"He was just out there running around in his chair and doing what he does," says McKee, who'd never seen 360 before. "I was amazed -- at first, I thought he was taking pictures of the sky with that thing."
Each month, National Liquidators sells 50 to 60 boats that range in price from $1500 to $10 million, McKee says. Before hiring Kwasny, he had used only still shots to display his boats on the Internet, where the company draws in 80 percent of its customers. "We were behind the times," he says. "With 360, you can see the whole damn boat instead of just a little part of it. What makes 360 amazing to me is, it's like you're actually looking at the vessel. It's not like a picture somebody made. It's like you make your own pictures."
While such reactions drive Kwasny forward, the question persists: Is Kwasny on a quixotic journey, or can he really be successful? "It sounds like an interesting idea," says producer Chuck Connors, of You Are There Productions, the only Broward company that currently offers 360-degree video services (sans Becky, of course). "As a one-man band, he may be able to make a living at it."
Robert Sclafani, head of one of South Florida's largest production companies, avers that Kwasny has a "novel idea" but adds a note of reality. "If he has the sales ability and the design know-how, he might very well be successful," says Sclafani, president of Multi Image Group, which doesn't offer 360. "But it all depends on how much revenue he brings in by the end of the year."
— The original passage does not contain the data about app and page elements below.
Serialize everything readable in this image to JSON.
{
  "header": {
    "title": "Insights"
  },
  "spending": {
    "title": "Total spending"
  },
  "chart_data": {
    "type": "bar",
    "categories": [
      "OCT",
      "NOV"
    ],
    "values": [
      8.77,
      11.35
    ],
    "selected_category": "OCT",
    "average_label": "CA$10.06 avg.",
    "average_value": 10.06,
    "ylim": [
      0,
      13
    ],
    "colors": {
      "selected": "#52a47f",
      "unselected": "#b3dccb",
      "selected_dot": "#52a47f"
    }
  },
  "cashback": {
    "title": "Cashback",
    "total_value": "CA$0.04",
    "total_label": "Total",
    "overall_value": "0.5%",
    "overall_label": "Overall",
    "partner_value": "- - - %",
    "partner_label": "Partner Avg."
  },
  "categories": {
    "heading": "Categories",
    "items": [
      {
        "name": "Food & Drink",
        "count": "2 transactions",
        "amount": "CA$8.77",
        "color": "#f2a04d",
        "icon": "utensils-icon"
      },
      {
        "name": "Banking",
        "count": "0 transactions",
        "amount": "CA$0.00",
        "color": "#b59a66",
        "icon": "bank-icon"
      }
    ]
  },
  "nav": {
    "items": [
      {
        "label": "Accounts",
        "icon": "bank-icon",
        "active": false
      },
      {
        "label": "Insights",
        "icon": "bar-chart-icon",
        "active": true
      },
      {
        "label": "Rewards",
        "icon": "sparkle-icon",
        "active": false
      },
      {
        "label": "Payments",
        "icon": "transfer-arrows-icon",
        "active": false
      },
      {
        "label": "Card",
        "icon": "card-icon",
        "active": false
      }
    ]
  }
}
Kwasny says he's not consumed by the idea of making short-term bucks. He's focused on the long run -- which ends with California and the movie industry. He's planning to hit the road again this week and drive cross-country, with stops in New Orleans, Las Vegas, and eventually California, where he'll try to win over directors and actors with Becky and his sample footage. He's also designing Becky II, which he says will be better in every way than the original. Ultimately, he expects to make movie shorts to be sold to Internet providers. "It's going to be endless," he says of 360 degree's potential. "I want to be a person that helps to usher in the new age. And I've found that showing up is everything. I show up."